▸ Exercise brief
Your task is to filter the entries and copy every line containing the string "null".

▸ Records for this task
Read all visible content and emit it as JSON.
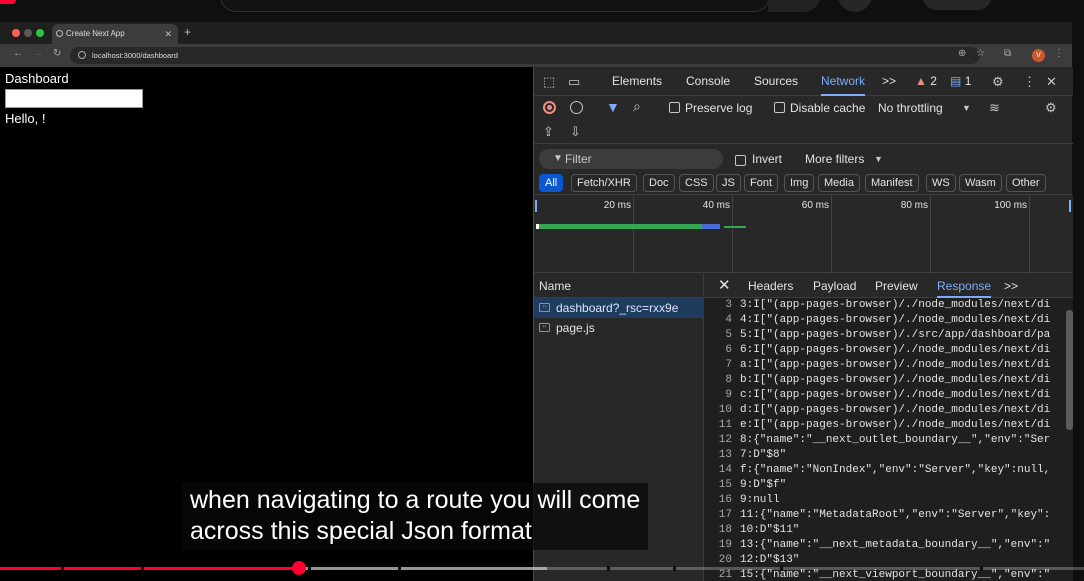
{
  "browser": {
    "tab_title": "Create Next App",
    "url": "localhost:3000/dashboard",
    "profile_initial": "V"
  },
  "page": {
    "title": "Dashboard",
    "input_value": "",
    "greeting": "Hello, !"
  },
  "devtools": {
    "tabs": [
      "Elements",
      "Console",
      "Sources",
      "Network"
    ],
    "active_tab": "Network",
    "more_tabs": ">>",
    "warning_count": "2",
    "message_count": "1",
    "toolbar": {
      "preserve_log": "Preserve log",
      "disable_cache": "Disable cache",
      "throttling": "No throttling"
    },
    "filter": {
      "placeholder": "Filter",
      "invert": "Invert",
      "more_filters": "More filters"
    },
    "type_filters": [
      "All",
      "Fetch/XHR",
      "Doc",
      "CSS",
      "JS",
      "Font",
      "Img",
      "Media",
      "Manifest",
      "WS",
      "Wasm",
      "Other"
    ],
    "active_type": "All",
    "overview_ticks": [
      "20 ms",
      "40 ms",
      "60 ms",
      "80 ms",
      "100 ms"
    ],
    "requests_header": "Name",
    "requests": [
      {
        "name": "dashboard?_rsc=rxx9e",
        "selected": true
      },
      {
        "name": "page.js",
        "selected": false
      }
    ],
    "detail_tabs": [
      "Headers",
      "Payload",
      "Preview",
      "Response"
    ],
    "active_detail_tab": "Response",
    "response_lines": [
      {
        "n": "3",
        "t": "3:I[\"(app-pages-browser)/./node_modules/next/di"
      },
      {
        "n": "4",
        "t": "4:I[\"(app-pages-browser)/./node_modules/next/di"
      },
      {
        "n": "5",
        "t": "5:I[\"(app-pages-browser)/./src/app/dashboard/pa"
      },
      {
        "n": "6",
        "t": "6:I[\"(app-pages-browser)/./node_modules/next/di"
      },
      {
        "n": "7",
        "t": "a:I[\"(app-pages-browser)/./node_modules/next/di"
      },
      {
        "n": "8",
        "t": "b:I[\"(app-pages-browser)/./node_modules/next/di"
      },
      {
        "n": "9",
        "t": "c:I[\"(app-pages-browser)/./node_modules/next/di"
      },
      {
        "n": "10",
        "t": "d:I[\"(app-pages-browser)/./node_modules/next/di"
      },
      {
        "n": "11",
        "t": "e:I[\"(app-pages-browser)/./node_modules/next/di"
      },
      {
        "n": "12",
        "t": "8:{\"name\":\"__next_outlet_boundary__\",\"env\":\"Ser"
      },
      {
        "n": "13",
        "t": "7:D\"$8\""
      },
      {
        "n": "14",
        "t": "f:{\"name\":\"NonIndex\",\"env\":\"Server\",\"key\":null,"
      },
      {
        "n": "15",
        "t": "9:D\"$f\""
      },
      {
        "n": "16",
        "t": "9:null"
      },
      {
        "n": "17",
        "t": "11:{\"name\":\"MetadataRoot\",\"env\":\"Server\",\"key\":"
      },
      {
        "n": "18",
        "t": "10:D\"$11\""
      },
      {
        "n": "19",
        "t": "13:{\"name\":\"__next_metadata_boundary__\",\"env\":\""
      },
      {
        "n": "20",
        "t": "12:D\"$13\""
      },
      {
        "n": "21",
        "t": "15:{\"name\":\"__next_viewport_boundary__\",\"env\":\""
      }
    ]
  },
  "video": {
    "caption_lines": [
      "when navigating to a route you will come",
      "across this special Json format"
    ],
    "progress_fraction": 0.276,
    "buffered_fraction": 0.505
  },
  "colors": {
    "accent_blue": "#7cacf8",
    "record_red": "#f28b82",
    "youtube_red": "#ff0033"
  }
}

▸ Output of the task
        "t": "f:{\"name\":\"NonIndex\",\"env\":\"Server\",\"key\":null,"
        "t": "9:null"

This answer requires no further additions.